## THE TASK
For each line of the listing that includes the word "number", show the whole line.
____
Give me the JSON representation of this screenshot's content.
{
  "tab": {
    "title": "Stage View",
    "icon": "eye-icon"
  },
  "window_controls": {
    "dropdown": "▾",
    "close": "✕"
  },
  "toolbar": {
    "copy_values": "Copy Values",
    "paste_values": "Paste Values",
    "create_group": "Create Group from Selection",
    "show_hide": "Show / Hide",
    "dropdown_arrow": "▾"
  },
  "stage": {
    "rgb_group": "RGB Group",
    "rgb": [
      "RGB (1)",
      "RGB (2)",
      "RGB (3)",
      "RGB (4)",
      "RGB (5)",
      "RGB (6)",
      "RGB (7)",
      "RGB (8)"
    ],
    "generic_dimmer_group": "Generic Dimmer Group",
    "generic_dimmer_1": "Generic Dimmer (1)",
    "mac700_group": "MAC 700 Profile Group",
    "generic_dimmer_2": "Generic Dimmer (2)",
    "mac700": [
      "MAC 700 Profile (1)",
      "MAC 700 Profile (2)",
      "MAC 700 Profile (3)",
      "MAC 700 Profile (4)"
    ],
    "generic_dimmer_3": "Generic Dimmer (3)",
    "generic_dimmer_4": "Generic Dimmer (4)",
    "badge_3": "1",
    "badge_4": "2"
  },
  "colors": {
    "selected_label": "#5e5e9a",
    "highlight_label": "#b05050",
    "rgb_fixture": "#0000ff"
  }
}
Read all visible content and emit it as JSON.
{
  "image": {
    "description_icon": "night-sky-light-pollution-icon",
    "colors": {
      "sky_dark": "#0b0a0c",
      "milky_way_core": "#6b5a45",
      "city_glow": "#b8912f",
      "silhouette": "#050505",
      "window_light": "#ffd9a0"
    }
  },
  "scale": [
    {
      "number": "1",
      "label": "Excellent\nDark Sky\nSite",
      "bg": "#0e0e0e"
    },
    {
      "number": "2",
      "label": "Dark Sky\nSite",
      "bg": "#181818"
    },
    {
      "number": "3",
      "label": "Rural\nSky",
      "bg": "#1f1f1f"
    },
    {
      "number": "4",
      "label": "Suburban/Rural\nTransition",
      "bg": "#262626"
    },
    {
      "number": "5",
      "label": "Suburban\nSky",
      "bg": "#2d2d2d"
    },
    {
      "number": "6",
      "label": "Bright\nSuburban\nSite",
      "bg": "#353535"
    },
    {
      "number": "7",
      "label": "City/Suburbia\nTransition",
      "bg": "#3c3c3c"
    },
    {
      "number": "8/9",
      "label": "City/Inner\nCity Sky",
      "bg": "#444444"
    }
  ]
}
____
## REPLY
      "number": "1",
      "number": "2",
      "number": "3",
      "number": "4",
      "number": "5",
      "number": "6",
      "number": "7",
      "number": "8/9",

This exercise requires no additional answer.